Other FTC cases in recent years have challenged alleged anticompetitive acquisitions or anticompetitive agreements in the manufacture and distribution of important consumer products sold to supermarkets and other retail outlets.
The Commission has also taken enforcement action to prevent anticompetitive price increases for baby formula. In 1992, the Commission accepted settlements with two of the three leading producers of infant formula, Mead Johnson & Company and American Home Products, and issued a complaint against a third, Abbott Laboratories. These actions were undertaken to prevent anticompetitive conduct in two separate areas. First, the Commission sought to ensure that a taxpayer-funded program would not face anticompetitive activities that could increase prices to consumers for infant formula. The 1992 settlements required the firms to provide restitution valued at $25 million to the U.S. Department of Agriculture, which administers the program. Second, to resolve separate charges relating to the broader market for infant formula, Mead Johnson and Abbott were required to cease anddesist from agreeing not to compete by means of restrictions on mass media advertisements.

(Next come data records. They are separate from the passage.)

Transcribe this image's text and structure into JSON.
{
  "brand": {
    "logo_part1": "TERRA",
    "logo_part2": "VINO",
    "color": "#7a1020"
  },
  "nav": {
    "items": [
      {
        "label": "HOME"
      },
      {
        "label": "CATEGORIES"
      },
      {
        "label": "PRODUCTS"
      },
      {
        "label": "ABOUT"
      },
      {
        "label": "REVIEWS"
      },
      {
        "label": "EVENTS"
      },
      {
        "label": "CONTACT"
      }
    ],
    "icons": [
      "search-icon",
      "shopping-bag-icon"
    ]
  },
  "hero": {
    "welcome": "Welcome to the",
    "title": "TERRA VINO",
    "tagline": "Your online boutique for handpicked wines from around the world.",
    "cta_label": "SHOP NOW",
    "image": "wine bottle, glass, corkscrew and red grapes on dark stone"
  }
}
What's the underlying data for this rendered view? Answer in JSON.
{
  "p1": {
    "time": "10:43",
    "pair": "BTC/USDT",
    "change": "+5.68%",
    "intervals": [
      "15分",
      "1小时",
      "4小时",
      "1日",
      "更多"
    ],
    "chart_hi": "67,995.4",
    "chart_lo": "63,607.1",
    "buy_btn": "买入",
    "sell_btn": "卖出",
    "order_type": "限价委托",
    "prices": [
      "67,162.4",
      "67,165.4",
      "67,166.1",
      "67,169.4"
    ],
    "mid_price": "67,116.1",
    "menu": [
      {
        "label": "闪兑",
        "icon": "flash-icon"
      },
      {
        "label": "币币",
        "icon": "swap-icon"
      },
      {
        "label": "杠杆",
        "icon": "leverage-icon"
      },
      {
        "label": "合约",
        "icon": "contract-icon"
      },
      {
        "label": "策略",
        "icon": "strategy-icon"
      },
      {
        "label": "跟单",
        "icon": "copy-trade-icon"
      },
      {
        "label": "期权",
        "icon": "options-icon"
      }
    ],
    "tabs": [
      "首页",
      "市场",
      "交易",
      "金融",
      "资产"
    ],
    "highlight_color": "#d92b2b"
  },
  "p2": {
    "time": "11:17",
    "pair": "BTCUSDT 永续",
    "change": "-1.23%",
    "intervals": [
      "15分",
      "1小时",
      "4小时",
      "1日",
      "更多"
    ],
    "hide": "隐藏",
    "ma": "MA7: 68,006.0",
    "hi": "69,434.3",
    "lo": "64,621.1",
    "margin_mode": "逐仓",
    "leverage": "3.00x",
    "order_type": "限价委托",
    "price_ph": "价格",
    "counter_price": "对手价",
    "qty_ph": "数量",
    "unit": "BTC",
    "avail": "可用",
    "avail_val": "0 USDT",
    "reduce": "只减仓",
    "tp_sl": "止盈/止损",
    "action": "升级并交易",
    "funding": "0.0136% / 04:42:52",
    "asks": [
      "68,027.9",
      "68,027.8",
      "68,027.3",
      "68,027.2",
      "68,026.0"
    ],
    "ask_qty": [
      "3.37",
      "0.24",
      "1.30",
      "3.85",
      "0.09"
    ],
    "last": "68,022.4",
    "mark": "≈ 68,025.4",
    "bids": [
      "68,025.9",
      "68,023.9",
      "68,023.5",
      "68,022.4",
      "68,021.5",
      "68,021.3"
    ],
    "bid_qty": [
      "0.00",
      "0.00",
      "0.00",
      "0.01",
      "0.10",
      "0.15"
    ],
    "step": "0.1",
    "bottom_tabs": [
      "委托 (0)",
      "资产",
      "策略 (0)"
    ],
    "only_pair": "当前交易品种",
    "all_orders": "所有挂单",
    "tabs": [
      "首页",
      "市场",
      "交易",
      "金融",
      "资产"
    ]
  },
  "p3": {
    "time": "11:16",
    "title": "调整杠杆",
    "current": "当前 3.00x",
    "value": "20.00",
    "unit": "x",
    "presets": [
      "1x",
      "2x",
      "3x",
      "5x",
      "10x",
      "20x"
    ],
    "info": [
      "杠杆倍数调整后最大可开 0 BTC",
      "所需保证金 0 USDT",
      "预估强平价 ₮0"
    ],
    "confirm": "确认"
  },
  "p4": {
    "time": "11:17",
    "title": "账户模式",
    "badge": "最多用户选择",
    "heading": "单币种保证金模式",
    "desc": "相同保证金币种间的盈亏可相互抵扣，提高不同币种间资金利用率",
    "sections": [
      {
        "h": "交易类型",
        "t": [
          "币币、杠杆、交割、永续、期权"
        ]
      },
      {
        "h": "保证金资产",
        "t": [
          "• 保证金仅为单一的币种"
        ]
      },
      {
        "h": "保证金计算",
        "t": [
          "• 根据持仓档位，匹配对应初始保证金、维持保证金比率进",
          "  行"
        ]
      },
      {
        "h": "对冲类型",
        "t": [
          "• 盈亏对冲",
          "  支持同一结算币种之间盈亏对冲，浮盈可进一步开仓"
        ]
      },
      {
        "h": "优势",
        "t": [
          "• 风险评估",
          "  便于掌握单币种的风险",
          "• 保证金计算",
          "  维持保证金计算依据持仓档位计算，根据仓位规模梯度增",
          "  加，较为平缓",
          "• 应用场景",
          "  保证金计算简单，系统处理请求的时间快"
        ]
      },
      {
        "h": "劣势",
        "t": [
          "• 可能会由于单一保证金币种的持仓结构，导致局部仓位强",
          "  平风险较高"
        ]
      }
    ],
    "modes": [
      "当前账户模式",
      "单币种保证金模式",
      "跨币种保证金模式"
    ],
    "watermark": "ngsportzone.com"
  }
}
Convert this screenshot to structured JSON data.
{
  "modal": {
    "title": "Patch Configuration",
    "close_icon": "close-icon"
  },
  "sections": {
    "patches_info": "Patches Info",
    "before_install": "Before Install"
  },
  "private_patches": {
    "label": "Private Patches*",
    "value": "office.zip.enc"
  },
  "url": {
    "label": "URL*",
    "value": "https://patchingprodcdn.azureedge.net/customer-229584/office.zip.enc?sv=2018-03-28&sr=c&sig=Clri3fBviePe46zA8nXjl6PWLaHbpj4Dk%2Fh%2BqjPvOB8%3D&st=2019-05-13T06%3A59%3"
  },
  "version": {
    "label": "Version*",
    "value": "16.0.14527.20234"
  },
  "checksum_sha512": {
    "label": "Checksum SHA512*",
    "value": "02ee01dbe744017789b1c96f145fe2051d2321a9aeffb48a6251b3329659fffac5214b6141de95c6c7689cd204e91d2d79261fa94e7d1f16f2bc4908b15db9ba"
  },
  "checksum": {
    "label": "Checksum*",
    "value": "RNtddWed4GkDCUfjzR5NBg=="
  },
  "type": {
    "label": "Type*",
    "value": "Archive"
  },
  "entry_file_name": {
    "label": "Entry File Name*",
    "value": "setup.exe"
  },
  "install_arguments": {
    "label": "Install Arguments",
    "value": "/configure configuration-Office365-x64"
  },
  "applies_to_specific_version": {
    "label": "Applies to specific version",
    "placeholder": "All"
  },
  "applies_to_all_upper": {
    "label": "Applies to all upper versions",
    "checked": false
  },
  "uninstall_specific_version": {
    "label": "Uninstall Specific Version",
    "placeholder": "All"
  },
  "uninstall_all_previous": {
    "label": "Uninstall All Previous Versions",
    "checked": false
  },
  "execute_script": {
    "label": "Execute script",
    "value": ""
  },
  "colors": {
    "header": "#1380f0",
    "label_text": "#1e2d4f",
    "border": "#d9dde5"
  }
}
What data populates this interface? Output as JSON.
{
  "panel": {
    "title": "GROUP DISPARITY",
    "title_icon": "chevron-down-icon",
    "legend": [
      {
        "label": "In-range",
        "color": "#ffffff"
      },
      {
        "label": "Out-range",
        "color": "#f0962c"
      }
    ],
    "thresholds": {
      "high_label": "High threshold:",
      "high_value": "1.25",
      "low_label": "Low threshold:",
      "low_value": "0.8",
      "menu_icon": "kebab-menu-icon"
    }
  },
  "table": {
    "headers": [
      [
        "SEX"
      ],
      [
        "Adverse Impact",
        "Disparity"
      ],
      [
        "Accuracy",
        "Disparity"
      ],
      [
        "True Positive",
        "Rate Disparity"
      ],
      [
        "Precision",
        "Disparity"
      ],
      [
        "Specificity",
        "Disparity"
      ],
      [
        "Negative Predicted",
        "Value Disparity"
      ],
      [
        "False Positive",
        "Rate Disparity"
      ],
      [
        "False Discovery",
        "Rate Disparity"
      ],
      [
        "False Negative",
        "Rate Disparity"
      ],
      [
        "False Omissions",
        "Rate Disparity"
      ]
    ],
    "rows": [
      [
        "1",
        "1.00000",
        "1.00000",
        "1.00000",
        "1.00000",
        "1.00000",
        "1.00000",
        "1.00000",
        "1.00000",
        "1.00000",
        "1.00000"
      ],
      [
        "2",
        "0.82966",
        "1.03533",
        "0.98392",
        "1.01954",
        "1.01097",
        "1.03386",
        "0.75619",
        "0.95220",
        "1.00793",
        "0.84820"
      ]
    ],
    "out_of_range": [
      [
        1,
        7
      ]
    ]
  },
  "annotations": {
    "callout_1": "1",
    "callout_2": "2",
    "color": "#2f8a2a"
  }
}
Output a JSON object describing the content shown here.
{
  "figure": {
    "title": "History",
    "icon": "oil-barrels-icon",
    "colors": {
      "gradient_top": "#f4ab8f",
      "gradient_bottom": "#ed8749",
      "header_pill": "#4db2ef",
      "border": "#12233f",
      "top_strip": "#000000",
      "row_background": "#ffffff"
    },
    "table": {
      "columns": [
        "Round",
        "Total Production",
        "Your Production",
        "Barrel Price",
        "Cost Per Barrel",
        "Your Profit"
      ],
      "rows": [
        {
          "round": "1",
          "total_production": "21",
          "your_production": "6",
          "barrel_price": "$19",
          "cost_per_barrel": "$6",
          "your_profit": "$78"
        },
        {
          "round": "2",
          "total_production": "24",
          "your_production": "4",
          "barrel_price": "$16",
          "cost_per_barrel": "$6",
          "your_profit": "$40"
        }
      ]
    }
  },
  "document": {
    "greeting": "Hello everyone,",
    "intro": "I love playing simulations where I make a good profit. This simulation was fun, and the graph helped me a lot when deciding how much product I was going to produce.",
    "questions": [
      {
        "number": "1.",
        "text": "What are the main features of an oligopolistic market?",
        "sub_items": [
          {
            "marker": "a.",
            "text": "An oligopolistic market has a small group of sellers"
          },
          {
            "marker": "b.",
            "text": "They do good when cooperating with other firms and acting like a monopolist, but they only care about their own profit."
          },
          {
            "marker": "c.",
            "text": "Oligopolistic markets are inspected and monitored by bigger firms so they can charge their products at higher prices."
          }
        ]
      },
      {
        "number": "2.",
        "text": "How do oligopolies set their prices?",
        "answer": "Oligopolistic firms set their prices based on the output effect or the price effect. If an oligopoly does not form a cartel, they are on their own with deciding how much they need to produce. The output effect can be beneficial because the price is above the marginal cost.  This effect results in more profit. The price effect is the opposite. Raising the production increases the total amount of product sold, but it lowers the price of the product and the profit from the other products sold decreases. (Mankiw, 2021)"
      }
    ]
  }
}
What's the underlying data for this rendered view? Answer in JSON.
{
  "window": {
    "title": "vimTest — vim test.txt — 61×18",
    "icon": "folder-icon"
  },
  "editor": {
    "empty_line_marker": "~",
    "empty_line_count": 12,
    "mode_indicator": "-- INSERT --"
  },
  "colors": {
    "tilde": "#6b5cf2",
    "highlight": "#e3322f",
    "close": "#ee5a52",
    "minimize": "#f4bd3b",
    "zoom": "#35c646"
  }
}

The Commission is dedicated to vigorous enforcement of the antitrust laws, and appreciates the Committee's interest in its antitrust activities. I would be pleased to answer any questions you may have.